[Data excerpts]

=== Section Start ===

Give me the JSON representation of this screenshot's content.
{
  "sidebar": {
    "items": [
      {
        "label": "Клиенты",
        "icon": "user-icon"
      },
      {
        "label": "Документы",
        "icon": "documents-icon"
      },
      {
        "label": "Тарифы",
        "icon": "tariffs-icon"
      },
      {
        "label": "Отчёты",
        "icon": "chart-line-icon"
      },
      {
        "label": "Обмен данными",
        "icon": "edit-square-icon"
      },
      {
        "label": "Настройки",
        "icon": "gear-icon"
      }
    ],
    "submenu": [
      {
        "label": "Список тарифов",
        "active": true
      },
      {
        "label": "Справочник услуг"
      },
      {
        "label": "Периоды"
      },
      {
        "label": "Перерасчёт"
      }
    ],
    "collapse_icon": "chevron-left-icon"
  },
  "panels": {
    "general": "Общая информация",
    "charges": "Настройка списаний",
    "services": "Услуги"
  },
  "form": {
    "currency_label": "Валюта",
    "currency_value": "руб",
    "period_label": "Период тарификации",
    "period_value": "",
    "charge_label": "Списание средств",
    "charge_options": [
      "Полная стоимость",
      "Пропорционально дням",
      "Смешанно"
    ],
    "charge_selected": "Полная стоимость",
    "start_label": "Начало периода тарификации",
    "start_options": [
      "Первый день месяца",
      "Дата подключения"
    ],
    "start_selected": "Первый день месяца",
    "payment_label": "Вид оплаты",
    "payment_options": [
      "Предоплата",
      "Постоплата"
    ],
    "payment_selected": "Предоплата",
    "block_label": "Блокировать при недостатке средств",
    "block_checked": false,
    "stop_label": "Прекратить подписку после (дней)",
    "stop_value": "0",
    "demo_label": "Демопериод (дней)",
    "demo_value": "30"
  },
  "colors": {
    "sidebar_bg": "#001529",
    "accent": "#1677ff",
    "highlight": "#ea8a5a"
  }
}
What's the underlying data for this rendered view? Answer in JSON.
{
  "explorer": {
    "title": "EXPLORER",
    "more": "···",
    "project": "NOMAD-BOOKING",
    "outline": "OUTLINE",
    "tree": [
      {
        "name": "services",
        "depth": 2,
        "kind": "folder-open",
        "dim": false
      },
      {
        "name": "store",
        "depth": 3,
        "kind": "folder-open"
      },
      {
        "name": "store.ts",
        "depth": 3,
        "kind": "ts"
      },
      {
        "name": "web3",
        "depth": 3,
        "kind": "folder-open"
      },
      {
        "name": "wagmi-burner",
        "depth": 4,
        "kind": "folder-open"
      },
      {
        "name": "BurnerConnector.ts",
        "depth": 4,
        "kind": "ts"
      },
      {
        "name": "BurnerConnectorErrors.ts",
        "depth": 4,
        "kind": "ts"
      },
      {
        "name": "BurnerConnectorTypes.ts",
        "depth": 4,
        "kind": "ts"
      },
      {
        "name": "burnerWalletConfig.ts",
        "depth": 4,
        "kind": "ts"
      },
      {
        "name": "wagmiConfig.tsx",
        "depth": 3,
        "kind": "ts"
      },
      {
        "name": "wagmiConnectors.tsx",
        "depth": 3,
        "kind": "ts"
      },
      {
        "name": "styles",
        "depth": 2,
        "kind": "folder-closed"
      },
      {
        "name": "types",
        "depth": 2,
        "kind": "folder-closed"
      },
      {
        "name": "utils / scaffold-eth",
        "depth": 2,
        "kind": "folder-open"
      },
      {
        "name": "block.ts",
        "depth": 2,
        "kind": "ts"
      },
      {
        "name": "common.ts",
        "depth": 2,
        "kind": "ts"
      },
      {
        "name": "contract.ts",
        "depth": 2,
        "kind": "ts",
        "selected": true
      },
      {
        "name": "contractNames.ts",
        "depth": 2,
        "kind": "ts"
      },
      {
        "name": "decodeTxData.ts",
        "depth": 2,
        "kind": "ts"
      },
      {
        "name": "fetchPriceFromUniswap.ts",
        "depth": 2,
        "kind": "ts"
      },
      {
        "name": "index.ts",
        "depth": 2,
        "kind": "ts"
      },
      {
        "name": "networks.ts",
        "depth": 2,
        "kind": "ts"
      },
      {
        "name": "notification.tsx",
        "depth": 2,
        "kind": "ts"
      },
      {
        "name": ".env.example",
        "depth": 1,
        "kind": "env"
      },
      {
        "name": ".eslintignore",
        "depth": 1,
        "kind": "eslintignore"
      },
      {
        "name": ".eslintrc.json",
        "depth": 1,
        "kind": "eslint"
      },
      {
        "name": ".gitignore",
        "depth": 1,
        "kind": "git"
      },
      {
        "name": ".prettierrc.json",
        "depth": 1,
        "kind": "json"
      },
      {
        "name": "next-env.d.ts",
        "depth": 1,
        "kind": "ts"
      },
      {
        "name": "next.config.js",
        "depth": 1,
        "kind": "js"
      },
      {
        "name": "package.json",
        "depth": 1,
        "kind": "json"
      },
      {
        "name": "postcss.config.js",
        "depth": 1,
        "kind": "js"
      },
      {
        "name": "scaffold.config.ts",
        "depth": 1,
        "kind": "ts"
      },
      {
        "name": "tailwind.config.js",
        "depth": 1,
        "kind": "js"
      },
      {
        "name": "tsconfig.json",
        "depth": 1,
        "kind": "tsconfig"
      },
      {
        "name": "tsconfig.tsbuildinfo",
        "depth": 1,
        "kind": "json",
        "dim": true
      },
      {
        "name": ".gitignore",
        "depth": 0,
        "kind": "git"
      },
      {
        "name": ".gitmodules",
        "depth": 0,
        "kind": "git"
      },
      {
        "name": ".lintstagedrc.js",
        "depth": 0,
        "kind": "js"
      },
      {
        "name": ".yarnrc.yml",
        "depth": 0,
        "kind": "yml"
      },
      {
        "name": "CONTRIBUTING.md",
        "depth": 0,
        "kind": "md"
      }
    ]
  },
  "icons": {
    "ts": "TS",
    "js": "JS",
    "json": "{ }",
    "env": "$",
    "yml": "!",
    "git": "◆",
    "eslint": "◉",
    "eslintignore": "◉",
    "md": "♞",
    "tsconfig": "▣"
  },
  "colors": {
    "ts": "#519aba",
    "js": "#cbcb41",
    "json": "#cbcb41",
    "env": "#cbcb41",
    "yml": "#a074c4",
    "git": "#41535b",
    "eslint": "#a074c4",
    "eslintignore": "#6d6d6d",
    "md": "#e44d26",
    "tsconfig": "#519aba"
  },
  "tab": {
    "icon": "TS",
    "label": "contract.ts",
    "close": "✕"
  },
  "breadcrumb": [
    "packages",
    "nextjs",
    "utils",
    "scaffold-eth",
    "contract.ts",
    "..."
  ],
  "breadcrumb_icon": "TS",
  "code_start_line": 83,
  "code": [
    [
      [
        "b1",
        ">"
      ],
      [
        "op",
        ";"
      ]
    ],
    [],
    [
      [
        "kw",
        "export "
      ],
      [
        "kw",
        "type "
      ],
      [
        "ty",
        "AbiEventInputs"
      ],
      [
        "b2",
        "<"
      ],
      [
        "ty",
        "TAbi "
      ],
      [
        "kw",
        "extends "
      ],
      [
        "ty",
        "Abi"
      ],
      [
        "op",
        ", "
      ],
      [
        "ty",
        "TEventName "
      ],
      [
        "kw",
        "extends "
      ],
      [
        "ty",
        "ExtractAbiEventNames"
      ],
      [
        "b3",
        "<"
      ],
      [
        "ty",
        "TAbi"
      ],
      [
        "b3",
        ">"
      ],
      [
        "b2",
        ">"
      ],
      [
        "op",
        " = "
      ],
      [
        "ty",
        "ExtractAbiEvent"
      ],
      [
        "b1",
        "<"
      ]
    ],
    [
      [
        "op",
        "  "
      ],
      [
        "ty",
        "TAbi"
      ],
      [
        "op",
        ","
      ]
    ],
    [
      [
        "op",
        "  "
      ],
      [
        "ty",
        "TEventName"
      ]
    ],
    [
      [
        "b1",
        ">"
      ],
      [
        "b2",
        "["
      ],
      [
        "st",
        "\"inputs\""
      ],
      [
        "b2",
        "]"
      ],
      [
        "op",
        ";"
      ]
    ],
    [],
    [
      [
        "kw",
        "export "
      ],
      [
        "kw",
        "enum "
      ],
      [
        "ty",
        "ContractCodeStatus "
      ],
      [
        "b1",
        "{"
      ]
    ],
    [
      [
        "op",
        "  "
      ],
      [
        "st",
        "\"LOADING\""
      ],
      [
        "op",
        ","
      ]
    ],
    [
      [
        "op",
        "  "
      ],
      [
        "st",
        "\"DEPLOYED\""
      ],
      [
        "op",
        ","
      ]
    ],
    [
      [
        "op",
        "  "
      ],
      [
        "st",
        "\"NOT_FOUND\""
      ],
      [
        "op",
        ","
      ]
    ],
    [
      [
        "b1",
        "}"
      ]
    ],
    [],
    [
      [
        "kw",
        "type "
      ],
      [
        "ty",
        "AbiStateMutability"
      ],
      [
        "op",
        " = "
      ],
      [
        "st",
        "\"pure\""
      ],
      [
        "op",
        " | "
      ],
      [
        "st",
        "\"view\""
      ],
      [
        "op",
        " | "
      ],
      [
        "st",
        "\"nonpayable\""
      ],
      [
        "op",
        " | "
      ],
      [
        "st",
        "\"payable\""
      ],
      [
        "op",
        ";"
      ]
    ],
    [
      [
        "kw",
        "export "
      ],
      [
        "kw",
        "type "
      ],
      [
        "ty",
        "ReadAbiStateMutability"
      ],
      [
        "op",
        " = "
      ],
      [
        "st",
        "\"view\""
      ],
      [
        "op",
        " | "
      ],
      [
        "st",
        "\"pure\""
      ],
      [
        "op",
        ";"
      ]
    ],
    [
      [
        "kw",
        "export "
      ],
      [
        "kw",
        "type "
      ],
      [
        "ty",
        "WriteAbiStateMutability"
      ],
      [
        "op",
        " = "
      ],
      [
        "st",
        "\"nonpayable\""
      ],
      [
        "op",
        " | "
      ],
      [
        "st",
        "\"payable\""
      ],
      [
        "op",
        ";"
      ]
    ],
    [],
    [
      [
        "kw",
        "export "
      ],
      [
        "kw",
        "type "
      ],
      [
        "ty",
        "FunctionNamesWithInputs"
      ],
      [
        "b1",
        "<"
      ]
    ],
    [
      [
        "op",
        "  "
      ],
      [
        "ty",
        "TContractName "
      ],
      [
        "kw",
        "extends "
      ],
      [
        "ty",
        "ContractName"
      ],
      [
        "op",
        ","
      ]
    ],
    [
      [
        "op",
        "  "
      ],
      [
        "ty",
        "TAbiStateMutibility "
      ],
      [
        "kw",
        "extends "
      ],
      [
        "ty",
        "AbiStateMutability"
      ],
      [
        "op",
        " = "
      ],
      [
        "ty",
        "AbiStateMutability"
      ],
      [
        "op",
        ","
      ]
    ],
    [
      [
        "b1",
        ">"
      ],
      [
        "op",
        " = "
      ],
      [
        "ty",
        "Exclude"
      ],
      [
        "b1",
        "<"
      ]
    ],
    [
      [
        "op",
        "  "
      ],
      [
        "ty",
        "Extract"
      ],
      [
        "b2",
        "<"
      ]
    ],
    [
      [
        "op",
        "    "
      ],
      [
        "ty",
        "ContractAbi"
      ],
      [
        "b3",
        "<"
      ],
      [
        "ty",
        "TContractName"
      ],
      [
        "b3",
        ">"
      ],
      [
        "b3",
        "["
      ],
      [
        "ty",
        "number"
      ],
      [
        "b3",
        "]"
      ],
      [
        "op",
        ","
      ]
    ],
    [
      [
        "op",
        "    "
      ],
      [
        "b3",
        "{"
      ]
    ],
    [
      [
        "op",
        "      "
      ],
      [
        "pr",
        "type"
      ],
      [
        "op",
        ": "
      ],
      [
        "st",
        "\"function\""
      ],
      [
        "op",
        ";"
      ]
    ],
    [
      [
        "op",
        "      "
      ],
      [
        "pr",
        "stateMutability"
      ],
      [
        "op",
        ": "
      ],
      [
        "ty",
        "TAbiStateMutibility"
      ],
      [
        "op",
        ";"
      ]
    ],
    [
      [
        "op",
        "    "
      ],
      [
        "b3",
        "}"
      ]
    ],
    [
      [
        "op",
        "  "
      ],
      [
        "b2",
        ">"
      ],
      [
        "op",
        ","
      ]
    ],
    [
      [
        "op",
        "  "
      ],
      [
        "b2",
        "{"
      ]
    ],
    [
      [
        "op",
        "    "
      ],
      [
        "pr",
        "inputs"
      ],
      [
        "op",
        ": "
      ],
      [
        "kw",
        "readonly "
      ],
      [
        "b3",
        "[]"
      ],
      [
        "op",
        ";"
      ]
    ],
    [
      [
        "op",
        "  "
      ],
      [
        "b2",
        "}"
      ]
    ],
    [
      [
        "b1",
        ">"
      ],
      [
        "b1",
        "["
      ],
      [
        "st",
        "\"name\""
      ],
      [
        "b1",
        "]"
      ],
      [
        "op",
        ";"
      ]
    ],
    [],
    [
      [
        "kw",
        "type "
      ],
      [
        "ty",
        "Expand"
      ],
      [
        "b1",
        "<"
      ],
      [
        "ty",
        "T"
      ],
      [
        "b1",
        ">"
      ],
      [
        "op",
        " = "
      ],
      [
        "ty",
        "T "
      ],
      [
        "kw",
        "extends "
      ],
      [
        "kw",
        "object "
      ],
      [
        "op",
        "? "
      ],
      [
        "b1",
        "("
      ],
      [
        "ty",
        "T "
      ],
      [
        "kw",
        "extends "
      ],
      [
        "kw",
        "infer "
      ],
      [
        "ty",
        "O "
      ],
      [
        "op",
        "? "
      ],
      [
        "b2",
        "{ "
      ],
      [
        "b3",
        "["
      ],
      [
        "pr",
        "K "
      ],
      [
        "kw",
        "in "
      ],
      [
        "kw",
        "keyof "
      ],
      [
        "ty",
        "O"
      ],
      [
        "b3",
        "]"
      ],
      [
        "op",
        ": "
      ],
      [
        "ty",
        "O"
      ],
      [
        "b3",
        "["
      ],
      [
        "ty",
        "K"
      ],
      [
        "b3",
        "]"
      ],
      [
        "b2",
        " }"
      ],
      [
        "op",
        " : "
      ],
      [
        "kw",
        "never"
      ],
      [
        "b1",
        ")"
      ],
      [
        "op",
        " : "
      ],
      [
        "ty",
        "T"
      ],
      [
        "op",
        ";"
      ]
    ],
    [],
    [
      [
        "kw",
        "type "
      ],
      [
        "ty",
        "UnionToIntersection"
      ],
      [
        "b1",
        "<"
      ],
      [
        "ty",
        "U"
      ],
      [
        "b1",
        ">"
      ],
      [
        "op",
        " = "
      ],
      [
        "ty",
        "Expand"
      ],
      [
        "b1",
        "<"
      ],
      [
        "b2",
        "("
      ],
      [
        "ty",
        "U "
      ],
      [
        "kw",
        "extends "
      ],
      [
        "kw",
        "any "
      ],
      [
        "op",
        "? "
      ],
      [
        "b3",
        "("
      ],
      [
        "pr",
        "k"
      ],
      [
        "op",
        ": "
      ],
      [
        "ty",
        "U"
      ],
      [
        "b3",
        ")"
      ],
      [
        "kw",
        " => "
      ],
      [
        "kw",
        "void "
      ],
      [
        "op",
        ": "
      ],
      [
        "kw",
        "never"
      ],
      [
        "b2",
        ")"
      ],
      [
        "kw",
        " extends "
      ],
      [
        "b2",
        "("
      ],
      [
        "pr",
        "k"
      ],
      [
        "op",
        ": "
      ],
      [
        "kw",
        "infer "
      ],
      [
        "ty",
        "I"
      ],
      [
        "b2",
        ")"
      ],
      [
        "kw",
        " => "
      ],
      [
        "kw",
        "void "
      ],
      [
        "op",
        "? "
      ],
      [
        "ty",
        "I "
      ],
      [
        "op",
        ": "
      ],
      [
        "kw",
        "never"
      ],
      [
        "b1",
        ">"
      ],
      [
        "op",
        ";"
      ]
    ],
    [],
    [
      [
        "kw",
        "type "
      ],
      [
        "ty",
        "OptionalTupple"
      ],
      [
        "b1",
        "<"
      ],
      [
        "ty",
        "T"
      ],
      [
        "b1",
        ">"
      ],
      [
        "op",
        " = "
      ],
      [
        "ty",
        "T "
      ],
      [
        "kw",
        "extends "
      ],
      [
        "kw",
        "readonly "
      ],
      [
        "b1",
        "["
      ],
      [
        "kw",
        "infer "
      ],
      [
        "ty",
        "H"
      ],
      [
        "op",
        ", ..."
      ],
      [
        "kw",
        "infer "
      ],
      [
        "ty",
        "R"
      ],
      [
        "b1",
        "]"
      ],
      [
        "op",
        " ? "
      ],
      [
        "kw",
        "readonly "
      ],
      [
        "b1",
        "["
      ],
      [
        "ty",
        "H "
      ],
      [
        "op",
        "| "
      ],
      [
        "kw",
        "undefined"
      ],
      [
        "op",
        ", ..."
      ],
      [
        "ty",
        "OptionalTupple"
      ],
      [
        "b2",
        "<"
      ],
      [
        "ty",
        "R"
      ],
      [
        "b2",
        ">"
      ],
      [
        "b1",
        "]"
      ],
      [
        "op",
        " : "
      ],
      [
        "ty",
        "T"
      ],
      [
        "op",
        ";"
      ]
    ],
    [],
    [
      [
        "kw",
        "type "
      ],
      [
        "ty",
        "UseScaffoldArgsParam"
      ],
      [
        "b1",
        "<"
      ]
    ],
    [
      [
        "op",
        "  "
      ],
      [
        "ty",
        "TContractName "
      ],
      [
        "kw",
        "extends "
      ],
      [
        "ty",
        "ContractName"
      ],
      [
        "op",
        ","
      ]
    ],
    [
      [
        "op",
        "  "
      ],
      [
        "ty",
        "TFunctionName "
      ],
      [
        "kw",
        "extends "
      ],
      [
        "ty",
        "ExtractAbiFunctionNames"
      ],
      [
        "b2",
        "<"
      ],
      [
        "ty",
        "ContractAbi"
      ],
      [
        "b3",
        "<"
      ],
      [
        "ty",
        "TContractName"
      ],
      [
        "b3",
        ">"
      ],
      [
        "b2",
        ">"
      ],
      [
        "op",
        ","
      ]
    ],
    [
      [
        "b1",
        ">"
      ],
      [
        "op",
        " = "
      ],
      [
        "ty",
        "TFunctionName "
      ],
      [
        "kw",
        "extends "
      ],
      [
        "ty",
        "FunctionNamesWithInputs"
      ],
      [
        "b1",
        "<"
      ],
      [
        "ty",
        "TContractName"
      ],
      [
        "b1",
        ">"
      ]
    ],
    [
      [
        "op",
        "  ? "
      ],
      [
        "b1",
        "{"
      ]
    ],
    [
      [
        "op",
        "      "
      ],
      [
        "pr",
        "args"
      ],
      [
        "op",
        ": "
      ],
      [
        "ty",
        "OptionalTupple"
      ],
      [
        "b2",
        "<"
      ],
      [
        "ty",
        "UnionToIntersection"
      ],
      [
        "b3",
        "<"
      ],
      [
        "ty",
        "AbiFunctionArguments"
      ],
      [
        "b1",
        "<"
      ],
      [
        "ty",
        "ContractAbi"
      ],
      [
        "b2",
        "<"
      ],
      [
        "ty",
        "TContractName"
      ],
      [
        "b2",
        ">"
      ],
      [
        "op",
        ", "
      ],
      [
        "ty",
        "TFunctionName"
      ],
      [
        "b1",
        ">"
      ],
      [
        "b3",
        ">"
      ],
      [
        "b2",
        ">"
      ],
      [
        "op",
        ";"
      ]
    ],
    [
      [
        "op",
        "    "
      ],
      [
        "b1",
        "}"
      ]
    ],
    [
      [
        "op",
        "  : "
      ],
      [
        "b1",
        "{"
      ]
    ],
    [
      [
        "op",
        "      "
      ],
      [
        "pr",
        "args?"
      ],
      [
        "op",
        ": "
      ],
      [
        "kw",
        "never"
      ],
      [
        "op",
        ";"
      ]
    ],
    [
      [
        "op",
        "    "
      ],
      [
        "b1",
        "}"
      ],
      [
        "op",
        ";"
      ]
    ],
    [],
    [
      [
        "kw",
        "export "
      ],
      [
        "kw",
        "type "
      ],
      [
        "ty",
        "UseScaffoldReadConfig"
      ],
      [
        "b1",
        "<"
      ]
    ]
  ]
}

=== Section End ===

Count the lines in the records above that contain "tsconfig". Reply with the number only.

*RESPONSE TO THE TASK*
5